What this task involves: Which lines in the records below contain the word "veces"? Report each of them.

[Extracted data entries]
....

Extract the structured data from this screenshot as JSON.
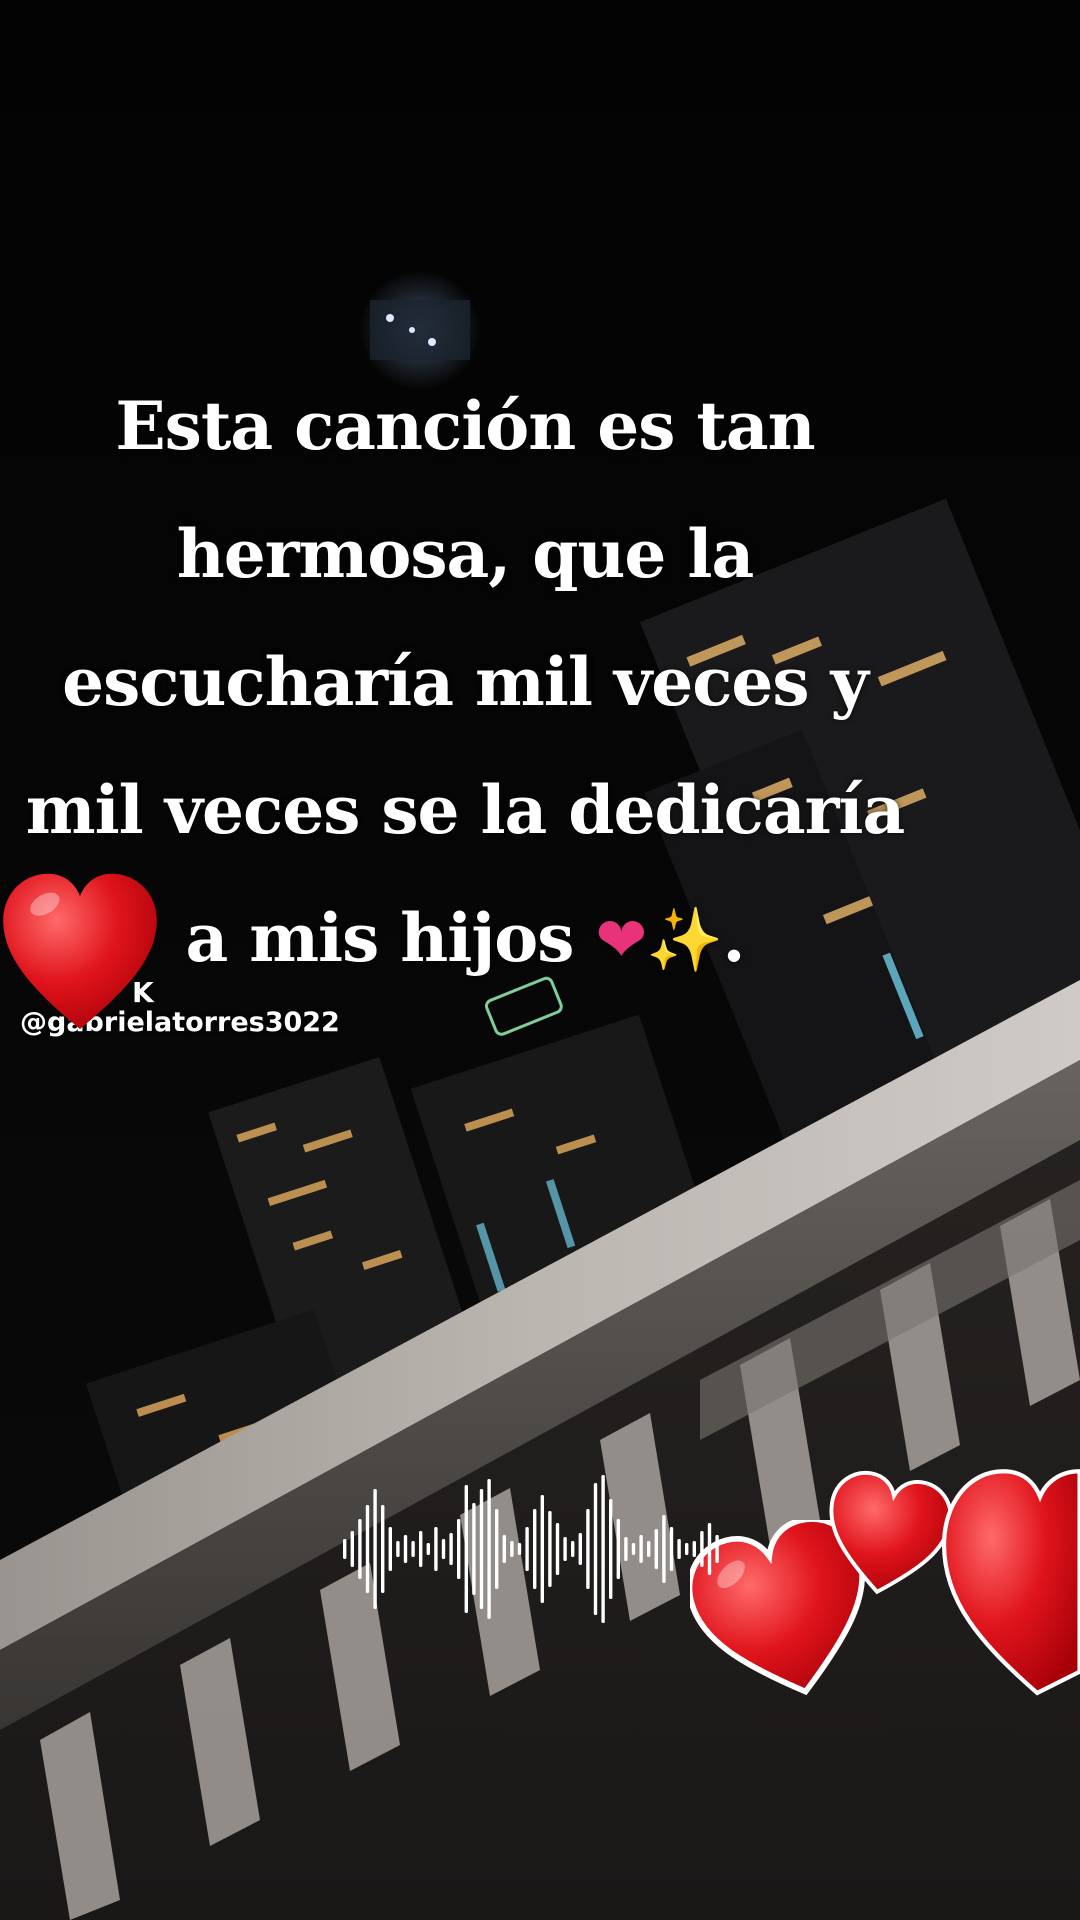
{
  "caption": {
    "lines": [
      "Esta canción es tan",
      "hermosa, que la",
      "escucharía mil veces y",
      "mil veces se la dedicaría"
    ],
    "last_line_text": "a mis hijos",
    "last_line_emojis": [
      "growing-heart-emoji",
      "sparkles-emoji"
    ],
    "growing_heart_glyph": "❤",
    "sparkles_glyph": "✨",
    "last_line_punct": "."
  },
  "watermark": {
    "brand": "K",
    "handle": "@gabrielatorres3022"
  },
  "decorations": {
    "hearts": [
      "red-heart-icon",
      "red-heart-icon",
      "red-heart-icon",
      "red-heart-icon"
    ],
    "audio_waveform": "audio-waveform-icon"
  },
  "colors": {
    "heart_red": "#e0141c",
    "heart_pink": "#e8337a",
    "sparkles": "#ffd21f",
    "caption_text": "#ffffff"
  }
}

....

The answer:
      "escucharía mil veces y",
      "mil veces se la dedicaría"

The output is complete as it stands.